◆ **Data under study**:

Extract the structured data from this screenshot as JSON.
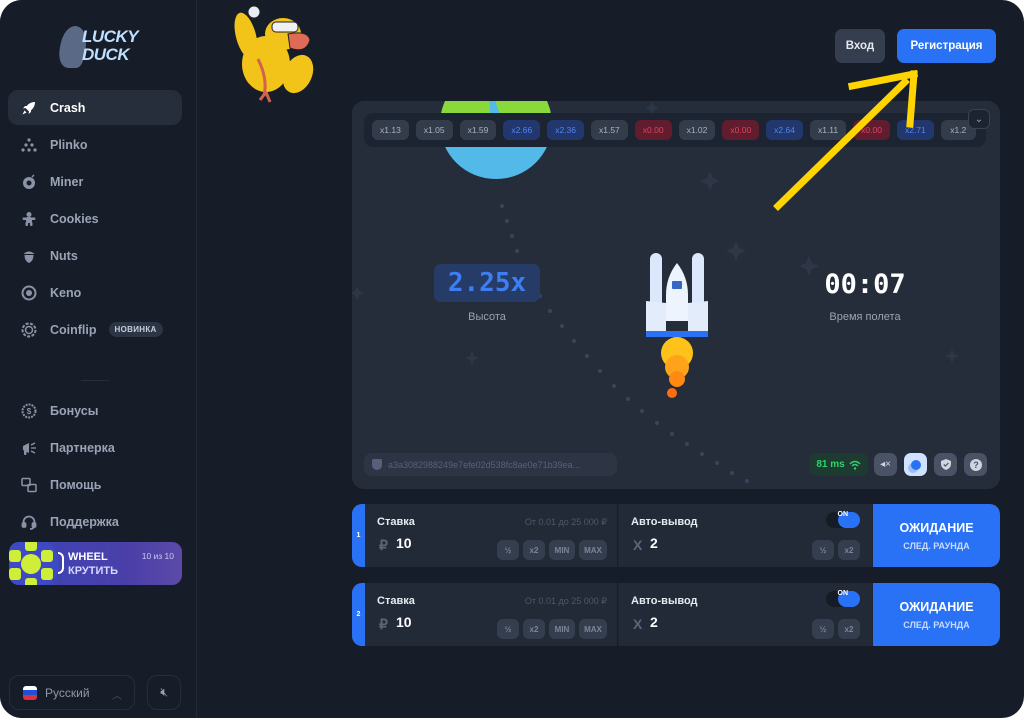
{
  "brand": {
    "line1": "LUCKY",
    "line2": "DUCK"
  },
  "sidebar": {
    "games": [
      {
        "label": "Crash",
        "icon": "rocket-icon",
        "active": true
      },
      {
        "label": "Plinko",
        "icon": "plinko-dots-icon"
      },
      {
        "label": "Miner",
        "icon": "bomb-icon"
      },
      {
        "label": "Cookies",
        "icon": "gingerbread-icon"
      },
      {
        "label": "Nuts",
        "icon": "acorn-icon"
      },
      {
        "label": "Keno",
        "icon": "keno-ball-icon"
      },
      {
        "label": "Coinflip",
        "icon": "coin-icon",
        "badge": "НОВИНКА"
      }
    ],
    "links": [
      {
        "label": "Бонусы",
        "icon": "bonus-coin-icon"
      },
      {
        "label": "Партнерка",
        "icon": "megaphone-icon"
      },
      {
        "label": "Помощь",
        "icon": "help-chat-icon"
      },
      {
        "label": "Поддержка",
        "icon": "headset-icon"
      }
    ],
    "wheel": {
      "title": "WHEEL",
      "action": "КРУТИТЬ",
      "count": "10 из 10"
    },
    "language": "Русский",
    "flag_colors": [
      "#ffffff",
      "#1e50d8",
      "#e0303a"
    ]
  },
  "header": {
    "login": "Вход",
    "register": "Регистрация"
  },
  "game": {
    "history": [
      {
        "v": "x1.13",
        "t": "gray"
      },
      {
        "v": "x1.05",
        "t": "gray"
      },
      {
        "v": "x1.59",
        "t": "gray"
      },
      {
        "v": "x2.66",
        "t": "blue"
      },
      {
        "v": "x2.36",
        "t": "blue"
      },
      {
        "v": "x1.57",
        "t": "gray"
      },
      {
        "v": "x0.00",
        "t": "red"
      },
      {
        "v": "x1.02",
        "t": "gray"
      },
      {
        "v": "x0.00",
        "t": "red"
      },
      {
        "v": "x2.64",
        "t": "blue"
      },
      {
        "v": "x1.11",
        "t": "gray"
      },
      {
        "v": "x0.00",
        "t": "red"
      },
      {
        "v": "x2.71",
        "t": "blue"
      },
      {
        "v": "x1.2",
        "t": "gray"
      }
    ],
    "multiplier": "2.25x",
    "multiplier_label": "Высота",
    "timer": "00:07",
    "timer_label": "Время полета",
    "seed_hash": "a3a3082988249e7efe02d538fc8ae0e71b39ea...",
    "ping": "81 ms"
  },
  "bets": [
    {
      "index": "1",
      "stake_label": "Ставка",
      "range": "От 0.01 до 25 000 ₽",
      "currency": "₽",
      "amount": "10",
      "stake_buttons": [
        "½",
        "x2",
        "MIN",
        "MAX"
      ],
      "auto_label": "Авто-вывод",
      "auto_toggle": "ON",
      "auto_prefix": "X",
      "auto_value": "2",
      "auto_buttons": [
        "½",
        "x2"
      ],
      "action_title": "ОЖИДАНИЕ",
      "action_sub": "СЛЕД. РАУНДА"
    },
    {
      "index": "2",
      "stake_label": "Ставка",
      "range": "От 0.01 до 25 000 ₽",
      "currency": "₽",
      "amount": "10",
      "stake_buttons": [
        "½",
        "x2",
        "MIN",
        "MAX"
      ],
      "auto_label": "Авто-вывод",
      "auto_toggle": "ON",
      "auto_prefix": "X",
      "auto_value": "2",
      "auto_buttons": [
        "½",
        "x2"
      ],
      "action_title": "ОЖИДАНИЕ",
      "action_sub": "СЛЕД. РАУНДА"
    }
  ],
  "colors": {
    "accent": "#2a72f5",
    "annotation_arrow": "#ffd400",
    "win": "#4f86f2",
    "loss": "#e2445f",
    "ping": "#2fd26a"
  }
}
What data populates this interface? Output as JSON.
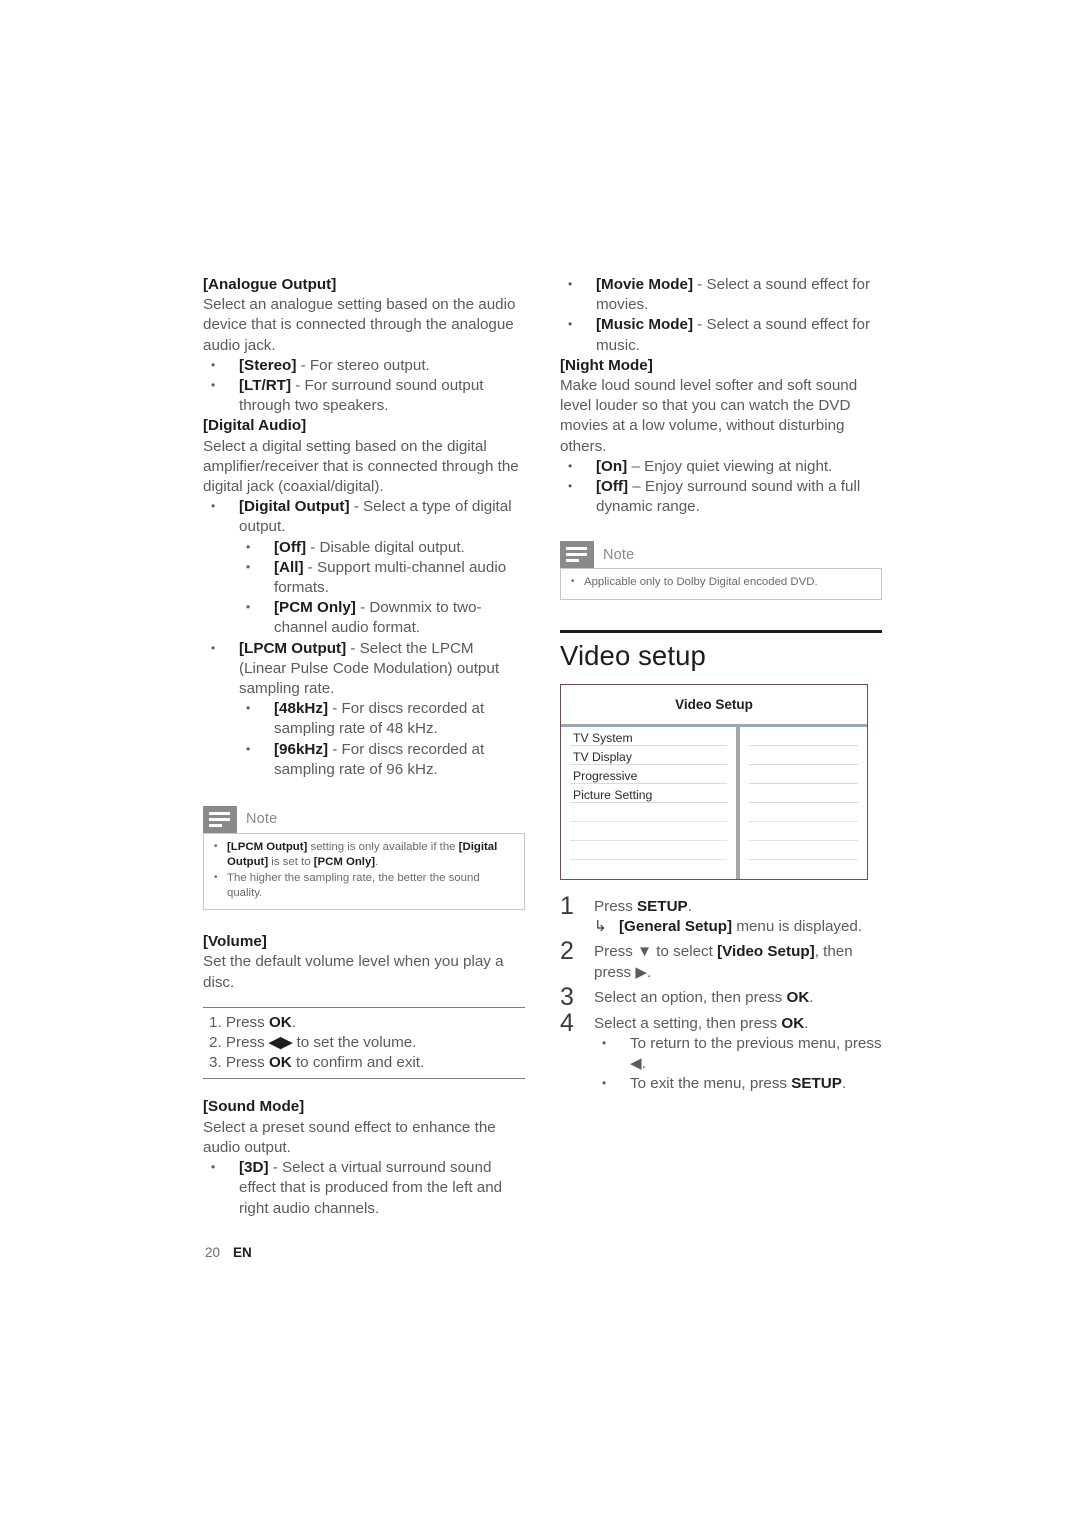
{
  "page": {
    "number": "20",
    "language": "EN"
  },
  "left_column": {
    "analogue_output": {
      "term": "[Analogue Output]",
      "desc": "Select an analogue setting based on the audio device that is connected through the analogue audio jack.",
      "items": [
        {
          "label": "[Stereo]",
          "text": " - For stereo output."
        },
        {
          "label": "[LT/RT]",
          "text": " - For surround sound output through two speakers."
        }
      ]
    },
    "digital_audio": {
      "term": "[Digital Audio]",
      "desc": "Select a digital setting based on the digital amplifier/receiver that is connected through the digital jack (coaxial/digital).",
      "digital_output": {
        "label": "[Digital Output]",
        "text": " - Select a type of digital output.",
        "items": [
          {
            "label": "[Off]",
            "text": " - Disable digital output."
          },
          {
            "label": "[All]",
            "text": " - Support multi-channel audio formats."
          },
          {
            "label": "[PCM Only]",
            "text": " - Downmix to two-channel audio format."
          }
        ]
      },
      "lpcm_output": {
        "label": "[LPCM Output]",
        "text": " - Select the LPCM (Linear Pulse Code Modulation) output sampling rate.",
        "items": [
          {
            "label": "[48kHz]",
            "text": " - For discs recorded at sampling rate of 48 kHz."
          },
          {
            "label": "[96kHz]",
            "text": " - For discs recorded at sampling rate of 96 kHz."
          }
        ]
      }
    },
    "note": {
      "title": "Note",
      "icon": "note-lines-icon",
      "bullets": [
        {
          "parts": [
            {
              "text": "[LPCM Output]",
              "bold": true
            },
            {
              "text": " setting is only available if the ",
              "bold": false
            },
            {
              "text": "[Digital Output]",
              "bold": true
            },
            {
              "text": " is set to ",
              "bold": false
            },
            {
              "text": "[PCM Only]",
              "bold": true
            },
            {
              "text": ".",
              "bold": false
            }
          ]
        },
        {
          "parts": [
            {
              "text": "The higher the sampling rate, the better the sound quality.",
              "bold": false
            }
          ]
        }
      ]
    },
    "volume": {
      "term": "[Volume]",
      "desc": "Set the default volume level when you play a disc.",
      "steps": [
        {
          "num": "1.",
          "pre": " Press ",
          "strong": "OK",
          "post": "."
        },
        {
          "num": "2.",
          "pre": " Press ",
          "strong": "◀▶",
          "post": " to set the volume."
        },
        {
          "num": "3.",
          "pre": " Press ",
          "strong": "OK",
          "post": " to confirm and exit."
        }
      ]
    },
    "sound_mode": {
      "term": "[Sound Mode]",
      "desc": "Select a preset sound effect to enhance the audio output.",
      "items": [
        {
          "label": "[3D]",
          "text": " - Select a virtual surround sound effect that is produced from the left and right audio channels."
        }
      ]
    }
  },
  "right_column": {
    "sound_mode_continued": [
      {
        "label": "[Movie Mode]",
        "text": " - Select a sound effect for movies."
      },
      {
        "label": "[Music Mode]",
        "text": " - Select a sound effect for music."
      }
    ],
    "night_mode": {
      "term": "[Night Mode]",
      "desc": "Make loud sound level softer and soft sound level louder so that you can watch the DVD movies at a low volume, without disturbing others.",
      "items": [
        {
          "label": "[On]",
          "text": " – Enjoy quiet viewing at night."
        },
        {
          "label": "[Off]",
          "text": " – Enjoy surround sound with a full dynamic range."
        }
      ]
    },
    "note": {
      "title": "Note",
      "icon": "note-lines-icon",
      "bullets": [
        {
          "parts": [
            {
              "text": "Applicable only to Dolby Digital encoded DVD.",
              "bold": false
            }
          ]
        }
      ]
    },
    "section": {
      "heading": "Video setup"
    },
    "video_setup_menu": {
      "title": "Video Setup",
      "rows": [
        "TV System",
        "TV Display",
        "Progressive",
        "Picture Setting",
        "",
        "",
        "",
        ""
      ],
      "value_rows": [
        "",
        "",
        "",
        "",
        "",
        "",
        "",
        ""
      ],
      "divider_color": "#a6a6a6",
      "border_color": "#6b4f4f",
      "header_rule_color": "#9aa7b5"
    },
    "steps": [
      {
        "num": "1",
        "parts": [
          {
            "text": "Press ",
            "bold": false
          },
          {
            "text": "SETUP",
            "bold": true
          },
          {
            "text": ".",
            "bold": false
          }
        ],
        "arrow_line": {
          "parts": [
            {
              "text": "[General Setup]",
              "bold": true
            },
            {
              "text": " menu is displayed.",
              "bold": false
            }
          ]
        }
      },
      {
        "num": "2",
        "parts": [
          {
            "text": "Press ▼ to select ",
            "bold": false
          },
          {
            "text": "[Video Setup]",
            "bold": true
          },
          {
            "text": ", then press ▶.",
            "bold": false
          }
        ]
      },
      {
        "num": "3",
        "parts": [
          {
            "text": "Select an option, then press ",
            "bold": false
          },
          {
            "text": "OK",
            "bold": true
          },
          {
            "text": ".",
            "bold": false
          }
        ]
      },
      {
        "num": "4",
        "parts": [
          {
            "text": "Select a setting, then press ",
            "bold": false
          },
          {
            "text": "OK",
            "bold": true
          },
          {
            "text": ".",
            "bold": false
          }
        ],
        "bullets": [
          {
            "parts": [
              {
                "text": "To return to the previous menu, press ◀.",
                "bold": false
              }
            ]
          },
          {
            "parts": [
              {
                "text": "To exit the menu, press ",
                "bold": false
              },
              {
                "text": "SETUP",
                "bold": true
              },
              {
                "text": ".",
                "bold": false
              }
            ]
          }
        ]
      }
    ]
  }
}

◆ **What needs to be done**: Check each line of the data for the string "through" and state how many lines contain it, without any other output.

◆ **Solution to the exercise**: 3